TASK ITEM: The expected output is the full set of entries, printed exactly, without pictures.

RECORDS:
┌────────
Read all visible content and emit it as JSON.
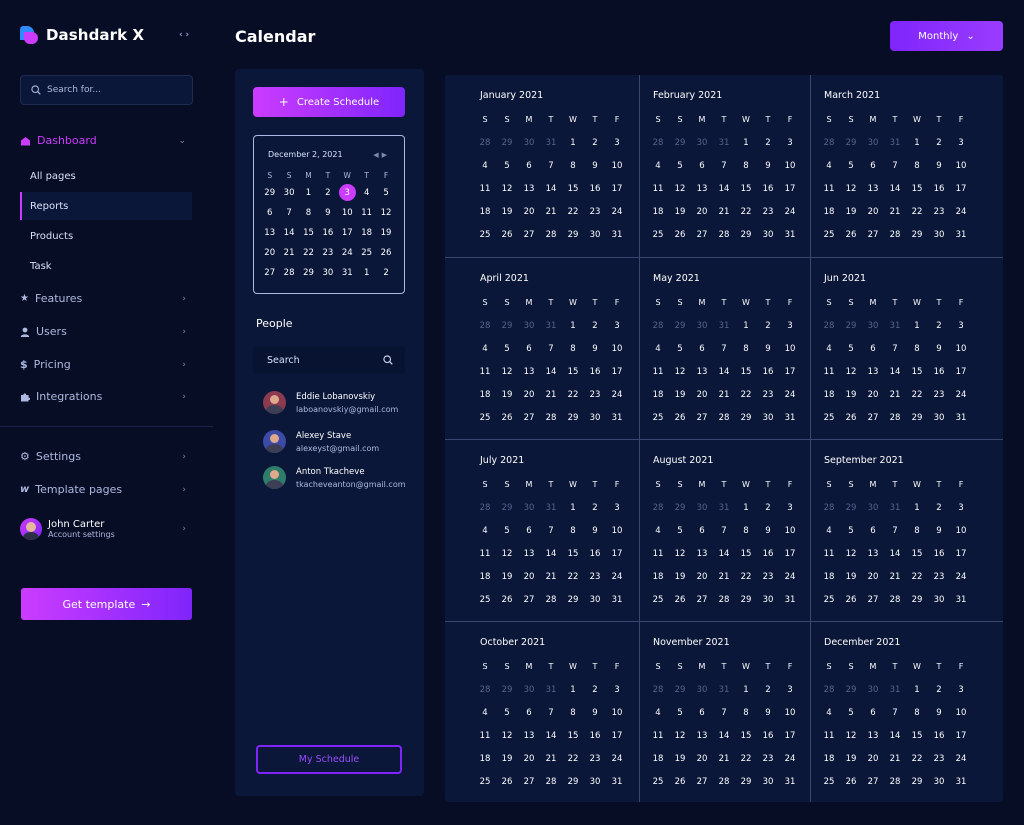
{
  "brand": {
    "name": "Dashdark X"
  },
  "sidebar": {
    "search_placeholder": "Search for...",
    "nav": [
      {
        "label": "Dashboard"
      },
      {
        "label": "Features"
      },
      {
        "label": "Users"
      },
      {
        "label": "Pricing"
      },
      {
        "label": "Integrations"
      },
      {
        "label": "Settings"
      },
      {
        "label": "Template pages"
      }
    ],
    "sub_items": [
      "All pages",
      "Reports",
      "Products",
      "Task"
    ],
    "user": {
      "name": "John Carter",
      "subtitle": "Account settings"
    },
    "cta": "Get template"
  },
  "header": {
    "title": "Calendar",
    "view_select": "Monthly"
  },
  "scheduler": {
    "create_label": "Create Schedule",
    "mini_calendar": {
      "title": "December 2, 2021",
      "weekdays": [
        "S",
        "S",
        "M",
        "T",
        "W",
        "T",
        "F"
      ],
      "days": [
        "29",
        "30",
        "1",
        "2",
        "3",
        "4",
        "5",
        "6",
        "7",
        "8",
        "9",
        "10",
        "11",
        "12",
        "13",
        "14",
        "15",
        "16",
        "17",
        "18",
        "19",
        "20",
        "21",
        "22",
        "23",
        "24",
        "25",
        "26",
        "27",
        "28",
        "29",
        "30",
        "31",
        "1",
        "2"
      ],
      "selected": "3"
    },
    "people_title": "People",
    "people_search_placeholder": "Search",
    "people": [
      {
        "name": "Eddie Lobanovskiy",
        "email": "laboanovskiy@gmail.com",
        "color": "#8c3a4f"
      },
      {
        "name": "Alexey Stave",
        "email": "alexeyst@gmail.com",
        "color": "#3c4aa8"
      },
      {
        "name": "Anton Tkacheve",
        "email": "tkacheveanton@gmail.com",
        "color": "#2e7d6b"
      }
    ],
    "my_schedule_label": "My Schedule"
  },
  "year": {
    "weekdays": [
      "S",
      "S",
      "M",
      "T",
      "W",
      "T",
      "F"
    ],
    "lead_days": [
      "28",
      "29",
      "30",
      "31"
    ],
    "days": [
      "1",
      "2",
      "3",
      "4",
      "5",
      "6",
      "7",
      "8",
      "9",
      "10",
      "11",
      "12",
      "13",
      "14",
      "15",
      "16",
      "17",
      "18",
      "19",
      "20",
      "21",
      "22",
      "23",
      "24",
      "25",
      "26",
      "27",
      "28",
      "29",
      "30",
      "31"
    ],
    "months": [
      "January  2021",
      "February  2021",
      "March  2021",
      "April  2021",
      "May  2021",
      "Jun  2021",
      "July  2021",
      "August  2021",
      "September  2021",
      "October  2021",
      "November  2021",
      "December  2021"
    ]
  },
  "colors": {
    "accent": "#cb3cff",
    "accent2": "#7f25fb",
    "bg": "#070d24",
    "panel": "#0b1739"
  }
}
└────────
TASK ANSWER:
Read all visible content and emit it as JSON.
{
  "brand": {
    "name": "Dashdark X"
  },
  "sidebar": {
    "search_placeholder": "Search for...",
    "nav": [
      {
        "label": "Dashboard"
      },
      {
        "label": "Features"
      },
      {
        "label": "Users"
      },
      {
        "label": "Pricing"
      },
      {
        "label": "Integrations"
      },
      {
        "label": "Settings"
      },
      {
        "label": "Template pages"
      }
    ],
    "sub_items": [
      "All pages",
      "Reports",
      "Products",
      "Task"
    ],
    "user": {
      "name": "John Carter",
      "subtitle": "Account settings"
    },
    "cta": "Get template"
  },
  "header": {
    "title": "Calendar",
    "view_select": "Monthly"
  },
  "scheduler": {
    "create_label": "Create Schedule",
    "mini_calendar": {
      "title": "December 2, 2021",
      "weekdays": [
        "S",
        "S",
        "M",
        "T",
        "W",
        "T",
        "F"
      ],
      "days": [
        "29",
        "30",
        "1",
        "2",
        "3",
        "4",
        "5",
        "6",
        "7",
        "8",
        "9",
        "10",
        "11",
        "12",
        "13",
        "14",
        "15",
        "16",
        "17",
        "18",
        "19",
        "20",
        "21",
        "22",
        "23",
        "24",
        "25",
        "26",
        "27",
        "28",
        "29",
        "30",
        "31",
        "1",
        "2"
      ],
      "selected": "3"
    },
    "people_title": "People",
    "people_search_placeholder": "Search",
    "people": [
      {
        "name": "Eddie Lobanovskiy",
        "email": "laboanovskiy@gmail.com",
        "color": "#8c3a4f"
      },
      {
        "name": "Alexey Stave",
        "email": "alexeyst@gmail.com",
        "color": "#3c4aa8"
      },
      {
        "name": "Anton Tkacheve",
        "email": "tkacheveanton@gmail.com",
        "color": "#2e7d6b"
      }
    ],
    "my_schedule_label": "My Schedule"
  },
  "year": {
    "weekdays": [
      "S",
      "S",
      "M",
      "T",
      "W",
      "T",
      "F"
    ],
    "lead_days": [
      "28",
      "29",
      "30",
      "31"
    ],
    "days": [
      "1",
      "2",
      "3",
      "4",
      "5",
      "6",
      "7",
      "8",
      "9",
      "10",
      "11",
      "12",
      "13",
      "14",
      "15",
      "16",
      "17",
      "18",
      "19",
      "20",
      "21",
      "22",
      "23",
      "24",
      "25",
      "26",
      "27",
      "28",
      "29",
      "30",
      "31"
    ],
    "months": [
      "January  2021",
      "February  2021",
      "March  2021",
      "April  2021",
      "May  2021",
      "Jun  2021",
      "July  2021",
      "August  2021",
      "September  2021",
      "October  2021",
      "November  2021",
      "December  2021"
    ]
  },
  "colors": {
    "accent": "#cb3cff",
    "accent2": "#7f25fb",
    "bg": "#070d24",
    "panel": "#0b1739"
  }
}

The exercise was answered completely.